#define BLUEPIN 3

#define FADESPEED 5 // make this higher to slow down

void setup() {
pinMode(REDPIN, OUTPUT);
pinMode(GREENPIN, OUTPUT);
pinMode(BLUEPIN, OUTPUT);
}


void loop() {
int r, g, b;

// fade from blue to violet
for (r = 0; r < 256; r++) {
analogWrite(REDPIN, r);
delay(FADESPEED);
}
// fade from violet to red
for (b = 255; b > 0; b — ) {
analogWrite(BLUEPIN, b);
delay(FADESPEED);
}
// fade from red to yellow
for (g = 0; g < 256; g++) {
analogWrite(GREENPIN, g);
delay(FADESPEED);
}
// fade from yellow to green
for (r = 255; r > 0; r — ) {
analogWrite(REDPIN, r);
delay(FADESPEED);
}
// fade from green to teal
for (b = 0; b < 256; b++) {
analogWrite(BLUEPIN, b);
delay(FADESPEED);
}
// fade from teal to blue
for (g = 255; g > 0; g — ) {
analogWrite(GREENPIN, g);
delay(FADESPEED);
}
}

If nothing is happening, make sure that your Arduino is plugged into a wall socket thorugh the 12V power supply cable and that all the connections are correct.

Real Code

This is the code for the RGB LED strip reacting to sound. Notice that only two colors are used.


//hyperhitesh.hol.es
#define LEDstrip 6
#define LED2 5
void setup()
{
pinMode(1,INPUT);
pinMode(LEDstrip, OUTPUT);
pinMode(LED2, OUTPUT);
}
//this function will make the LED dim once the Parallax Sound Impact Sensor sends a 1 signal, and then return to it’s original brightness.
void loop()
{
boolean soundstate = digitalRead(1);
if (soundstate == 1) {
digitalWrite(LEDstrip, HIGH);
digitalWrite(LED2, LOW);
delay(10);

}
else{
digitalWrite(LEDstrip, LOW);
digitalWrite(LED2, HIGH);
delay(150);

}
}

A Video I Took

If you have any doubts or if you made it and loved it, let me know at zombiesarcasm@gmail.com or below in the comments.
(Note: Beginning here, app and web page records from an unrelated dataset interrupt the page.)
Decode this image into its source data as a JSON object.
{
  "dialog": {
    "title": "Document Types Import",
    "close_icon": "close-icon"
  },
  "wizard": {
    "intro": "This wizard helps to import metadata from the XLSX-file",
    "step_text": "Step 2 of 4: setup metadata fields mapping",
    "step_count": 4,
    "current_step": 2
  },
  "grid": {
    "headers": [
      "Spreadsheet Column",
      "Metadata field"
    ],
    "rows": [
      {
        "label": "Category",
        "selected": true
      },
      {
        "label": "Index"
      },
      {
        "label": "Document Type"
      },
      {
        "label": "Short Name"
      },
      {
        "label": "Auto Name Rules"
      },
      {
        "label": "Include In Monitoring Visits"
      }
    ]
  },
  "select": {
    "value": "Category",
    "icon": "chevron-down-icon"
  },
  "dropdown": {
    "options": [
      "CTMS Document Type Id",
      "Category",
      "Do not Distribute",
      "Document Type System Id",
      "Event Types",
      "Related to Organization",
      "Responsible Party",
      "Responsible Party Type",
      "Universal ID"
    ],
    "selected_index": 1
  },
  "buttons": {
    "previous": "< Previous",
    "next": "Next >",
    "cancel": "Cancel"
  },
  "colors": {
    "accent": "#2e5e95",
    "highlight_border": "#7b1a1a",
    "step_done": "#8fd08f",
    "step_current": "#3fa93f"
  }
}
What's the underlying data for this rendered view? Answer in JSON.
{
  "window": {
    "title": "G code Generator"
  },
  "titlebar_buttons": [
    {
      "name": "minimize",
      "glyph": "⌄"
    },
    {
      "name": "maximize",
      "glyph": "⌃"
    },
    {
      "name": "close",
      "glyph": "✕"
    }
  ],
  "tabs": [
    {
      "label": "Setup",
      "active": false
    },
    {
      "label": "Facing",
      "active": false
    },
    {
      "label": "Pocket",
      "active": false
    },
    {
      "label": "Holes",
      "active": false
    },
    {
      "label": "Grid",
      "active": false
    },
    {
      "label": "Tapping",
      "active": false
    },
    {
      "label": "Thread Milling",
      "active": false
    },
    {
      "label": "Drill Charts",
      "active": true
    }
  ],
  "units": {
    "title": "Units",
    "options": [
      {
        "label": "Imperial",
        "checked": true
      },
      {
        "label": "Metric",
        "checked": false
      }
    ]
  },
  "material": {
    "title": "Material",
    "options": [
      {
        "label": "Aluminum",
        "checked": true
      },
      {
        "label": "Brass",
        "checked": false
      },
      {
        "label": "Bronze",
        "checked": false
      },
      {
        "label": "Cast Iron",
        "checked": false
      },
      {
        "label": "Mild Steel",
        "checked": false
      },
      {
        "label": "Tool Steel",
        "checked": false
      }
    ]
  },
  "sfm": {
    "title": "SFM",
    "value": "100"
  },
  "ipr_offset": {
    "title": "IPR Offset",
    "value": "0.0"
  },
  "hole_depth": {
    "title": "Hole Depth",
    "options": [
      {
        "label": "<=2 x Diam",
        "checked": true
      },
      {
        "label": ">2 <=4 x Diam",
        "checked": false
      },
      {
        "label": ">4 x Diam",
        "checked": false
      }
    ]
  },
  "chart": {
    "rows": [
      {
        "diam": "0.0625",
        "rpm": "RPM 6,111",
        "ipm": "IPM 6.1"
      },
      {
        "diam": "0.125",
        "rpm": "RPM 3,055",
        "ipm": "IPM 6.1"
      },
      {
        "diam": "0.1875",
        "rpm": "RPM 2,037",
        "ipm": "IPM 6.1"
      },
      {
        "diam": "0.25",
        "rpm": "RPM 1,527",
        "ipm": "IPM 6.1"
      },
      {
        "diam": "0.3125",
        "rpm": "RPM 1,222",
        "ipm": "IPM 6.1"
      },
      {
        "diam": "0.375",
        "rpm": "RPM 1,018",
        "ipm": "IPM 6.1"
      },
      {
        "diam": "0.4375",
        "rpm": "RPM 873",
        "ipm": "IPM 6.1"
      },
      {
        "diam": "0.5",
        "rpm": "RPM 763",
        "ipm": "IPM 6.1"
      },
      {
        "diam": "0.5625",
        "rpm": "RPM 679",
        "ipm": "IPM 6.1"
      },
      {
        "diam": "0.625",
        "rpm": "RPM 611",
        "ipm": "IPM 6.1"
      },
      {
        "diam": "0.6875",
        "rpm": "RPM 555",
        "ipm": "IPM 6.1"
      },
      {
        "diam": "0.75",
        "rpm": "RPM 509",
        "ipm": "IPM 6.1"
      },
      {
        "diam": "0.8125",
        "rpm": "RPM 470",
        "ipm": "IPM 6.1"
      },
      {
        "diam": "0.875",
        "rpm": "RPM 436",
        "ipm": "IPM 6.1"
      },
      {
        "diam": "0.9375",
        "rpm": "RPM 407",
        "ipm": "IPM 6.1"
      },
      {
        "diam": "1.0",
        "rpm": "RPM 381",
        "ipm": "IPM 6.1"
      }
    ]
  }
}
Check out my website — hyperhitesh.hol.es as well as a beta version hyperhitesh.hol.es/fun

Love,

Hitesh.